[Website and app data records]
::::::::

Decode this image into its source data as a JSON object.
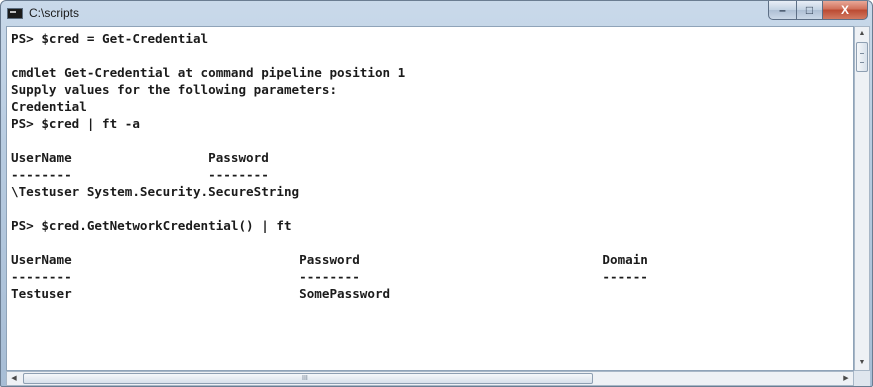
{
  "window": {
    "title": "C:\\scripts",
    "icon": "console-icon",
    "buttons": {
      "minimize_glyph": "–",
      "maximize_glyph": "□",
      "close_glyph": "X"
    }
  },
  "console": {
    "lines": [
      "PS> $cred = Get-Credential",
      "",
      "cmdlet Get-Credential at command pipeline position 1",
      "Supply values for the following parameters:",
      "Credential",
      "PS> $cred | ft -a",
      "",
      "UserName                  Password",
      "--------                  --------",
      "\\Testuser System.Security.SecureString",
      "",
      "PS> $cred.GetNetworkCredential() | ft",
      "",
      "UserName                              Password                                Domain",
      "--------                              --------                                ------",
      "Testuser                              SomePassword"
    ]
  },
  "scrollbars": {
    "up_arrow": "▲",
    "down_arrow": "▼",
    "left_arrow": "◀",
    "right_arrow": "▶",
    "grip": "III"
  },
  "colors": {
    "console_text": "#1b1b1b",
    "console_background": "#ffffff",
    "titlebar": "#b7cbe0",
    "close_button": "#c75a42"
  }
}
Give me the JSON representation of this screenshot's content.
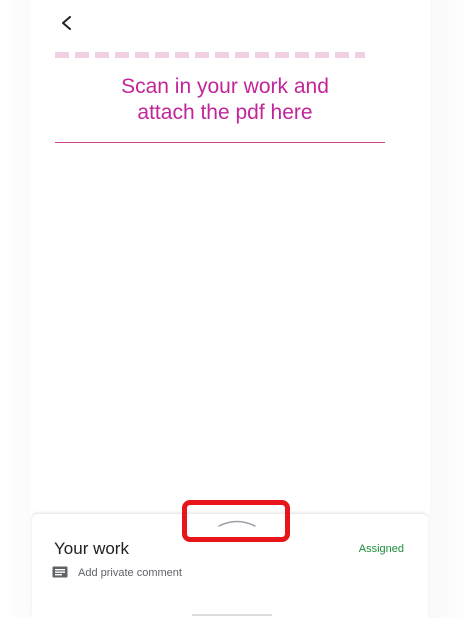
{
  "header": {
    "back_icon": "chevron-left-icon"
  },
  "callout": {
    "line1": "Scan in your work and",
    "line2": "attach the pdf here",
    "color": "#c22599"
  },
  "your_work": {
    "title": "Your work",
    "status": "Assigned",
    "status_color": "#1e8e3e",
    "comment_icon": "comment-icon",
    "comment_label": "Add private comment",
    "handle_icon": "chevron-up-icon",
    "highlight_color": "#e8161b"
  }
}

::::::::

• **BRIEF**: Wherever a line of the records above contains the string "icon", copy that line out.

• **REPLY TO THE TASK**:
    "icon": "console-icon",
    "back_icon": "chevron-left-icon"
    "comment_icon": "comment-icon",
    "handle_icon": "chevron-up-icon",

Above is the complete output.